This is something of an oddball issue, but I suspect there may be something of greater interest going on under the hood here.
I rebased my Silverblue install onto the 37 tree right before the original planned release date. Since then, GNOME’s alert sound - the little clip that plays when you try to backspace too far in the terminal, for example - has inexplicably been stuck on the old, removed defaultdrip.ogg - which, according to my repeated invocations of find, exists approximately nowhere on my disk.
Setting the alert sound in the GNOME control panel to one of the new options (such as “Hum”) has no effect; the new sound does play when you select it, but every other application is still somehow using “Drip,” including both Flatpaks and traditional packages.
Any ideas as to where this audio file could possibly be hiding/why my applications seem drawn to it like moths?
Disabling the terminal bell stops it in the terminal, but anywhere else that defers to the system alert sound (such as the Firefox Crtl-F dialog) will still exhibit the issue.
Edit: Also, I was able to fix it on one of my machines by doing… something in gconf/gsettings. I flipped the flag back and forth between a custom value and default a few times and it magically went away…
I first had to install pavucontrol, launch it, and in the Playback tab move the System Sounds slider around once. Then in MATE’s sound preferences I have to Mute the Alert volume.
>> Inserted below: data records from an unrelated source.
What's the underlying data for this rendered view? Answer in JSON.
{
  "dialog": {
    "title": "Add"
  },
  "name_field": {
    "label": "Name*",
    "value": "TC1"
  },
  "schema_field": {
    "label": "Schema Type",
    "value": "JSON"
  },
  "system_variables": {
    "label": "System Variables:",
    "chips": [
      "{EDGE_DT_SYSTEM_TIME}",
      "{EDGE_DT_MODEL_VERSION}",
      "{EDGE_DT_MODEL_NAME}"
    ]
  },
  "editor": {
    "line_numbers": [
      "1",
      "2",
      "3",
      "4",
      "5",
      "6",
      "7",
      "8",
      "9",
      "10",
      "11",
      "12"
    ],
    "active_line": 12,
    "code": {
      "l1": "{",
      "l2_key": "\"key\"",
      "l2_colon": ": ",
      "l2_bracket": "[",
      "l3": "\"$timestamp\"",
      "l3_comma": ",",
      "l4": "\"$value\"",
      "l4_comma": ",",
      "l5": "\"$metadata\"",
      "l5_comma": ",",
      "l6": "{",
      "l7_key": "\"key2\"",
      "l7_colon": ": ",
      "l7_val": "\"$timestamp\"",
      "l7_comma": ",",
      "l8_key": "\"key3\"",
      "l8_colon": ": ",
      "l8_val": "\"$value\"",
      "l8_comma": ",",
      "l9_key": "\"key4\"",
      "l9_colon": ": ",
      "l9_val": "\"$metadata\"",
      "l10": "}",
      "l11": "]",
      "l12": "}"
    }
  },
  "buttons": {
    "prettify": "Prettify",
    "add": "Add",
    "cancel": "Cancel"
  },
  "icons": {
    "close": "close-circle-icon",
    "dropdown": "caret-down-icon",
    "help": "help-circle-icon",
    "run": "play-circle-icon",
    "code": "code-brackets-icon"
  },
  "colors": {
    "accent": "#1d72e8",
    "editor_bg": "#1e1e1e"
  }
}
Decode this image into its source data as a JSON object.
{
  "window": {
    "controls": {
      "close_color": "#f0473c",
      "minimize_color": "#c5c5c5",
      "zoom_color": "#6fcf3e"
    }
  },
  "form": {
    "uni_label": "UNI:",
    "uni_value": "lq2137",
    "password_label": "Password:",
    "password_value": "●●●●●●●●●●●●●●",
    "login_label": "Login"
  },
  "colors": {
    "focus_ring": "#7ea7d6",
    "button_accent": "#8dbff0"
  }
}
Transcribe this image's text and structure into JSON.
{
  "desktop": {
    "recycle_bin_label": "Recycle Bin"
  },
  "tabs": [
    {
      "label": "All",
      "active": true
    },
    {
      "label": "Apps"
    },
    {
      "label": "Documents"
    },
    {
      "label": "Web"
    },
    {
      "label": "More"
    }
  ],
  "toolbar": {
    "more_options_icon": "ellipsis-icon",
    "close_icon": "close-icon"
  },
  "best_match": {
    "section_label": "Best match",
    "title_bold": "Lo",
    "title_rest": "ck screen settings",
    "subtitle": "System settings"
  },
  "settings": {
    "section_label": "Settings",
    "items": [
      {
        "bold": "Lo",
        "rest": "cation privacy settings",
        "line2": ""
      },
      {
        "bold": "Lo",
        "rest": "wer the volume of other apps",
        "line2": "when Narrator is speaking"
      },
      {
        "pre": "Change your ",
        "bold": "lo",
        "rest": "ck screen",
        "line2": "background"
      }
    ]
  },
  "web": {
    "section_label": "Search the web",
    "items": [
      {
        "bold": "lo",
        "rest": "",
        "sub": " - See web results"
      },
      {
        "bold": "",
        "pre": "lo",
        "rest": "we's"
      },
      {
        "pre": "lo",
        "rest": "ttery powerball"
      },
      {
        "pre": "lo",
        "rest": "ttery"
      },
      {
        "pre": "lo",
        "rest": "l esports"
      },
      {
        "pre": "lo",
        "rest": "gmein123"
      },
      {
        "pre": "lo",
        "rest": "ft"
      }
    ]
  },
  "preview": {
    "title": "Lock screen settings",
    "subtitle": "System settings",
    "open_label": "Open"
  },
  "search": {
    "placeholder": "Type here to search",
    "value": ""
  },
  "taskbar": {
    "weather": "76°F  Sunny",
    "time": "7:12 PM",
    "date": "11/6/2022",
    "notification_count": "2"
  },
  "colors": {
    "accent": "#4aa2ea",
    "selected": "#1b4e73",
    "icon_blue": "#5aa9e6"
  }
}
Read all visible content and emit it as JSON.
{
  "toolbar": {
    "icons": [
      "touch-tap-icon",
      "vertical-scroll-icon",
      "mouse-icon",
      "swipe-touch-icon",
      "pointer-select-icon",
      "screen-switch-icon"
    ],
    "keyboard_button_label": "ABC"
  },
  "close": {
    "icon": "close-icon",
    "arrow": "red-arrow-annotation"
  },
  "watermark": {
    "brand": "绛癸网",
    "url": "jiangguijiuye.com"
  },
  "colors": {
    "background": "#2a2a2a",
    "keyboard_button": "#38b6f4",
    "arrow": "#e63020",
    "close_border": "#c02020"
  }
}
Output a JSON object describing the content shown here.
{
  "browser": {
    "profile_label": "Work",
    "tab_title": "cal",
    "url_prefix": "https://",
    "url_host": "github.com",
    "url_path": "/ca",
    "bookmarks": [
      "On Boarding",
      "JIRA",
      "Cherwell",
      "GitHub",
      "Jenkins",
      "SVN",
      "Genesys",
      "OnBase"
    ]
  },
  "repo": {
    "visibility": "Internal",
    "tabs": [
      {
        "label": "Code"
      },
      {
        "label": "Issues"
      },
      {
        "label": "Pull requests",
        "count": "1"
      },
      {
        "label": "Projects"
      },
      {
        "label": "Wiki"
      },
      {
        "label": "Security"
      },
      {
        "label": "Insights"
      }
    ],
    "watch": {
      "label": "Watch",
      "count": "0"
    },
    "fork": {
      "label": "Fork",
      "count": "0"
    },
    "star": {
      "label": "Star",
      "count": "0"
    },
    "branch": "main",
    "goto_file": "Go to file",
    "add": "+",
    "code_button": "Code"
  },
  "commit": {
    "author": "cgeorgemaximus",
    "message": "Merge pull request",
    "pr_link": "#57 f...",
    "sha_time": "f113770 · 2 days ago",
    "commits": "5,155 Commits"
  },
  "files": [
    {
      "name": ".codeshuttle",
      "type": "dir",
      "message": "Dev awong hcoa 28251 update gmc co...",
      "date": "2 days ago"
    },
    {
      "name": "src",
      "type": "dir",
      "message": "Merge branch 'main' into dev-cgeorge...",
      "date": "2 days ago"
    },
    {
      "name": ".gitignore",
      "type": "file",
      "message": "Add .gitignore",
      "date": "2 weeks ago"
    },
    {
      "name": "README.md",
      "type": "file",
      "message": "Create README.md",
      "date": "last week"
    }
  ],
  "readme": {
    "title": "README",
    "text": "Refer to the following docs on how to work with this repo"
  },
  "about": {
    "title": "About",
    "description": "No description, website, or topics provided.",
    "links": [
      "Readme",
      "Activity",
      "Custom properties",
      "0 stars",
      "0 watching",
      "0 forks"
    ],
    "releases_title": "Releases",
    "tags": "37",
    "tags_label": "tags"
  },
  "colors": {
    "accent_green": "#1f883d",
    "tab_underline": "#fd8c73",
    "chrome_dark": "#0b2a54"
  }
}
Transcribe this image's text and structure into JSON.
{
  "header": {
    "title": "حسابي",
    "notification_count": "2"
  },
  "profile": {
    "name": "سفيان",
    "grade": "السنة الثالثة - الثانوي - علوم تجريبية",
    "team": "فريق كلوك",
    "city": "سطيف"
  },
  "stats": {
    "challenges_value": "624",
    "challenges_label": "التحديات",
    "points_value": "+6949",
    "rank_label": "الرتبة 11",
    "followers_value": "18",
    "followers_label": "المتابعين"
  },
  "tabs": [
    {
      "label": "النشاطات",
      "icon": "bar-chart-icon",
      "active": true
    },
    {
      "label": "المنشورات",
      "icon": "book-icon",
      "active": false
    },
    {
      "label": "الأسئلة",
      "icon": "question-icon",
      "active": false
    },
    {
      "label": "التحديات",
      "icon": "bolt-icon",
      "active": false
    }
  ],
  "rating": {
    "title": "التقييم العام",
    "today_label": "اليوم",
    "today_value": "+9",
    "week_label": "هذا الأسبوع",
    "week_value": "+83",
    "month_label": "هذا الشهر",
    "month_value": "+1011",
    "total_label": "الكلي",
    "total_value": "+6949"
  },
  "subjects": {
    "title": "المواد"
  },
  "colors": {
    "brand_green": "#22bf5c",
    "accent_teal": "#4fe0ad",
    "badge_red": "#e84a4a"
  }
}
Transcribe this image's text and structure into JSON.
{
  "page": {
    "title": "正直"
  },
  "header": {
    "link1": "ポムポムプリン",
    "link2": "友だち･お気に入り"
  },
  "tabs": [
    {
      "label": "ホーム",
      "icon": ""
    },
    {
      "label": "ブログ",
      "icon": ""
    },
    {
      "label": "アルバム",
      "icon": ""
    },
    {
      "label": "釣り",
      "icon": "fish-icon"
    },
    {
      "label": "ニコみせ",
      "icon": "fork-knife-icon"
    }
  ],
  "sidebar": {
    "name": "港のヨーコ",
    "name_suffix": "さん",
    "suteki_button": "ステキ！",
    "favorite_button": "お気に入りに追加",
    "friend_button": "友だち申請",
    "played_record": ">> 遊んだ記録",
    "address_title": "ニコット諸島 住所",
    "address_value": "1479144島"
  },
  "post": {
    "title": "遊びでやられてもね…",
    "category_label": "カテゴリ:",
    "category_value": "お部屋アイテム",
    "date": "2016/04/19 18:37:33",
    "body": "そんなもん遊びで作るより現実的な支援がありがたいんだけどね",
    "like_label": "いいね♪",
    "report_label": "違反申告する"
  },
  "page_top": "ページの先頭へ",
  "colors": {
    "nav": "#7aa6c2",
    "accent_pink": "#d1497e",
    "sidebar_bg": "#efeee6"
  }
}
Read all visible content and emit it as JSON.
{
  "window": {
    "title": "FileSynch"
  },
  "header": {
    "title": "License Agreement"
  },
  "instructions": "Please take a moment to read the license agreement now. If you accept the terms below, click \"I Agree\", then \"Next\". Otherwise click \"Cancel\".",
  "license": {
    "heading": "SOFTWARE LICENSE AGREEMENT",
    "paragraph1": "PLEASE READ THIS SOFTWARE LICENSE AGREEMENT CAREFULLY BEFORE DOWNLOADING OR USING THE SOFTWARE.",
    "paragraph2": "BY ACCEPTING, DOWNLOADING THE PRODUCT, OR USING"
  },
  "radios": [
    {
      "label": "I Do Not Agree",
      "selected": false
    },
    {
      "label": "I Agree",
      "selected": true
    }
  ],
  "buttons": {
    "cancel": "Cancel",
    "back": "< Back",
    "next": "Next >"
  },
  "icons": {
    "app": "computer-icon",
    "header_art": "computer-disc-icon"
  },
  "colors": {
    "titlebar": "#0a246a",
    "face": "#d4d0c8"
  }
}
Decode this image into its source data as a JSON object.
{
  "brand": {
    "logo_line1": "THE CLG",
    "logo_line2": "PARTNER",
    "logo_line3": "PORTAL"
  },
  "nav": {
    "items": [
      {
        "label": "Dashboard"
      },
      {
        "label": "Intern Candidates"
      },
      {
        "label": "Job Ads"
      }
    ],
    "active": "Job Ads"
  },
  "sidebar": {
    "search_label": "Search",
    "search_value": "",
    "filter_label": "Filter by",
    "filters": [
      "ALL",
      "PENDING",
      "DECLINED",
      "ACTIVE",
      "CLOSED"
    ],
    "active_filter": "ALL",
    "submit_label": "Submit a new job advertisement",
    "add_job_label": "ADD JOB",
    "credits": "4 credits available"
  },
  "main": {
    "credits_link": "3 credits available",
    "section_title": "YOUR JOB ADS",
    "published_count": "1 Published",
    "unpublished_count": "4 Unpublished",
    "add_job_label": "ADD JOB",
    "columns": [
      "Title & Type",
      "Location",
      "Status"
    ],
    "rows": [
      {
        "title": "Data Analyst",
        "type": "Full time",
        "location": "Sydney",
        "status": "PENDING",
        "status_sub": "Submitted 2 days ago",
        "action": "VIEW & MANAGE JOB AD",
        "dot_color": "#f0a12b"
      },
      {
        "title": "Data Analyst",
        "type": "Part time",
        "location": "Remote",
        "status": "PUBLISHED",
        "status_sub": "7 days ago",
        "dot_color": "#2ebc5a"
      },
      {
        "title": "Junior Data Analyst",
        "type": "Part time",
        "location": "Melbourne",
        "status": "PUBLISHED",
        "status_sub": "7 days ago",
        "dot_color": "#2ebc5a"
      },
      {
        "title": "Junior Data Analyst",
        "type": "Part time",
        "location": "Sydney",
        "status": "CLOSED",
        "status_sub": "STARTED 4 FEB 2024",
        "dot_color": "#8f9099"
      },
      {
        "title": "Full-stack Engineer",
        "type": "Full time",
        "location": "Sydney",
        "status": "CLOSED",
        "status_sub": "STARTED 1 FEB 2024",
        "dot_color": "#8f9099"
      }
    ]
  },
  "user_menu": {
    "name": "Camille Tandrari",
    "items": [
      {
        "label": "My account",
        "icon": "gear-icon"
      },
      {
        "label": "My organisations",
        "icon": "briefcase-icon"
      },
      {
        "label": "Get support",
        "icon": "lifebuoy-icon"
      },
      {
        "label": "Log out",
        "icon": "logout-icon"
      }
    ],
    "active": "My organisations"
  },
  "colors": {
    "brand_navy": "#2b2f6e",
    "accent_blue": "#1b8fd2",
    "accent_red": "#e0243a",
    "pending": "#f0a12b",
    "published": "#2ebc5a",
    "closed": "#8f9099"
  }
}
Just setting the sound theme to “No sounds” is oddly not enough.
See the difference in having the sound slider and Mute button enabled compared to above: